Herbert London, President Emeritus of the Hudson Institute also notes the different responses of Jewish groups to the threat in his article here
Meanwhile, isn’t it tragic what is happening in Timbuktu where Islamist rebels from the Al-Qaeda-allied Ansar Dine (Defenders of Faith) group continued their destruction of the city’s Sufi treasures. See here and here

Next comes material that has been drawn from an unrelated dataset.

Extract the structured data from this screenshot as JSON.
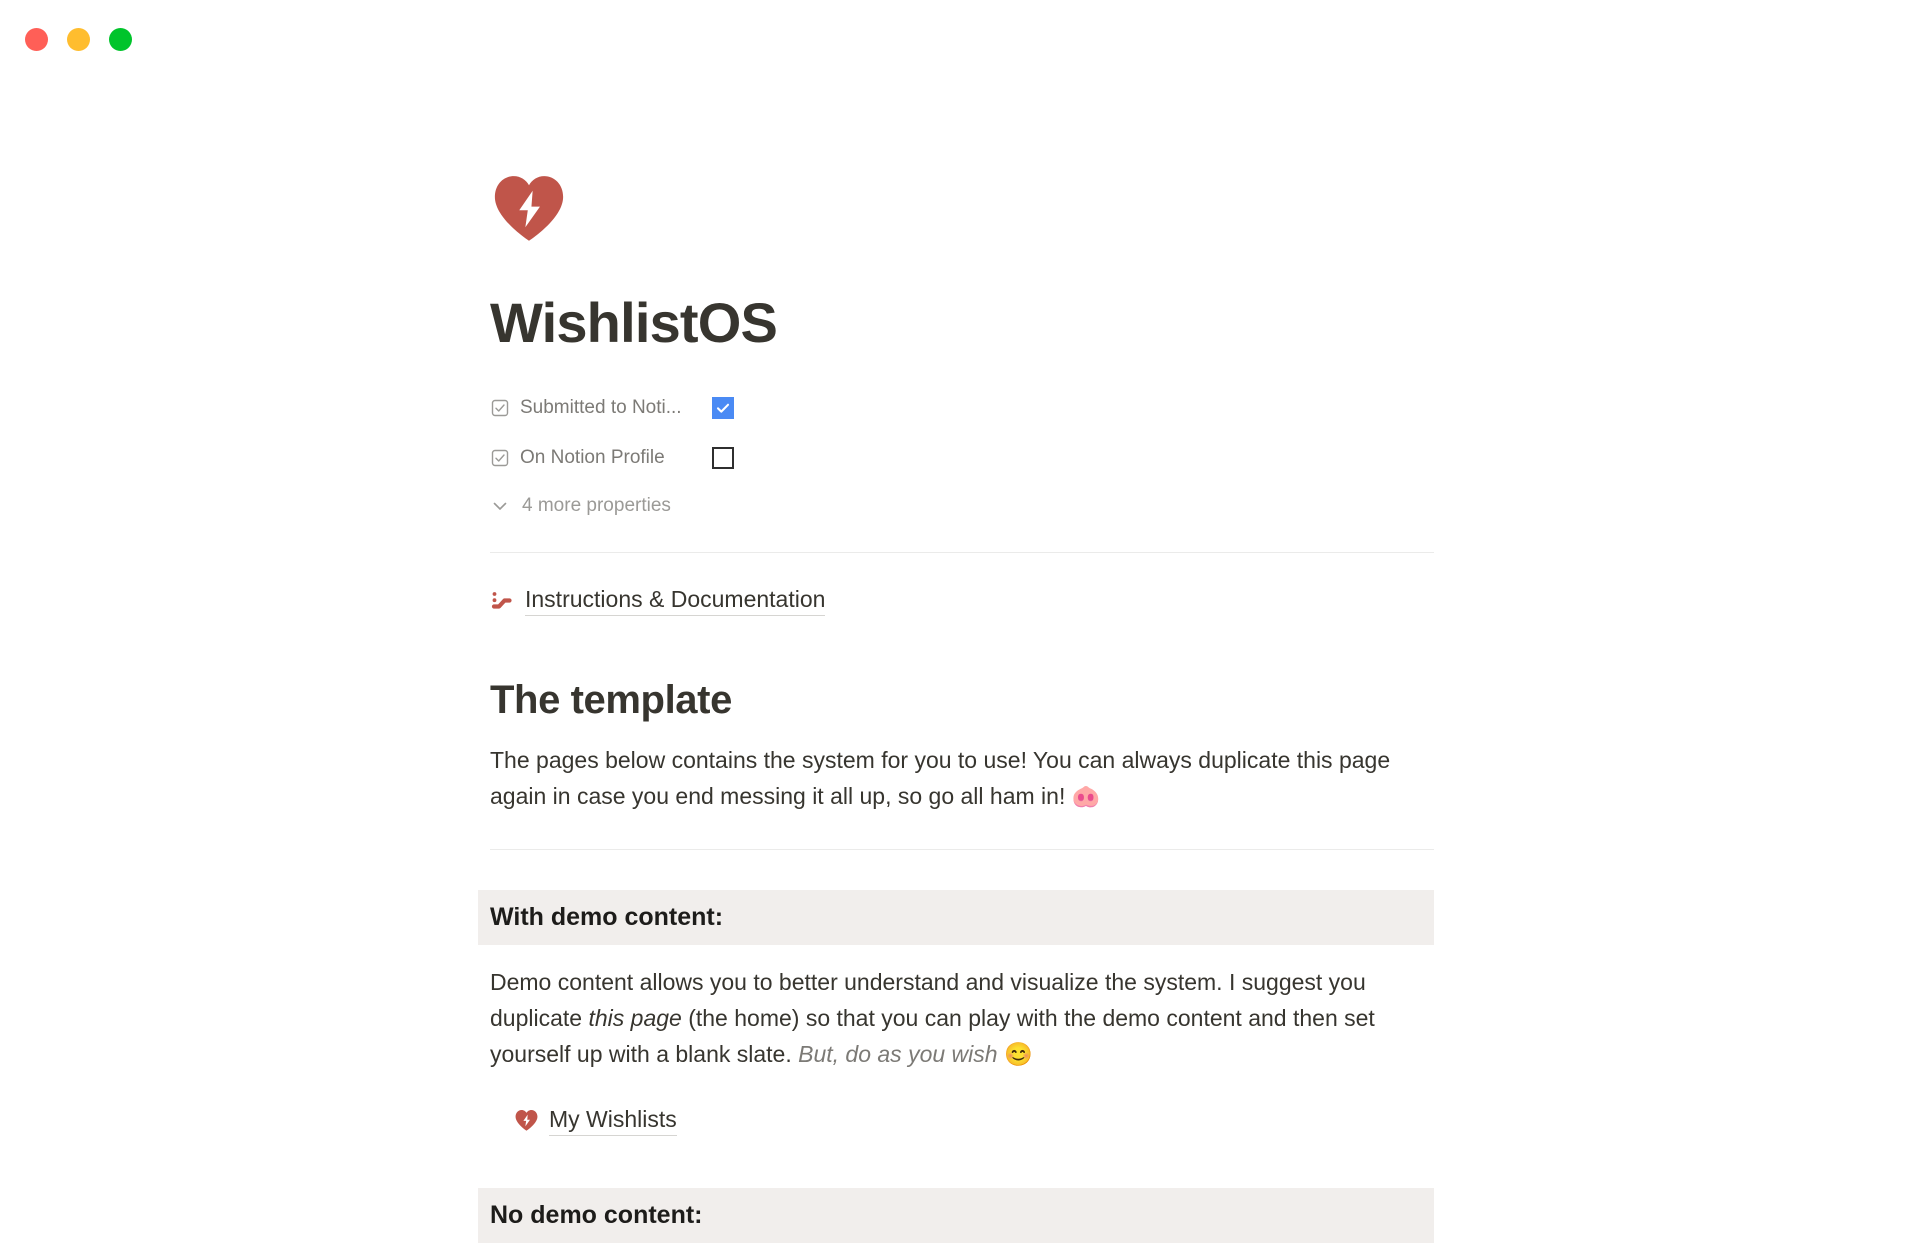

Ah the famed Timbuktu! The closest I got to it was obtaining a Mali visa, after spending a day waiting for it in the embassy in Dakar, Senegal – but was then put off travelling to Timbuktu at the time by stories of robberies at 2am on the train from Senegal to Mali. My inspiration to go there had come from reading the great book “Water Music” by TC Boyle about the life of the English surgeon and explorer Mungo Park, who travelled up the Niger River, including through Timbuktu in the 1790’s. More recent images from TImbuktu, include here where it states that “Timbuktu still offers more to its visitors than the mere kudos of arriving. As a UNESCO World Heritage site since 1992, the old-town quarter offers ancient mosques built in the region’s unique mud-brick style, a vernacular that looks at first glance like the work of some long-extinct species of giant ant. Of its three mosques, the Djingareiber Mosque, built in 1325, is the oldest and is open to tourists, while the Sankori Mosque once housed the town’s university, one of the world’s greatest seats of learning during the middle ages. On the edge of the town’s Casbah, in the concisely named Institut de Hautes Etudes et des Recherches Islamique Ahmed Baba, some of the twenty-thousand of the university’s ancient scrolls so far discovered are on display. These days there’s also a modest but reasonable array of hotels, hostels and restaurants throughout the town – the medium-priced Hotel Boctou with its bustling terrace restaurant being arguably one of the most popular. But it’s not the mud-brick buildings or their inhabitants that make Timbuktu special. The magic comes from simple fact it exists at all and the thrill of being there, which combine to create the strange sensation that, now you’re actually here, everywhere else is in the world is very far away.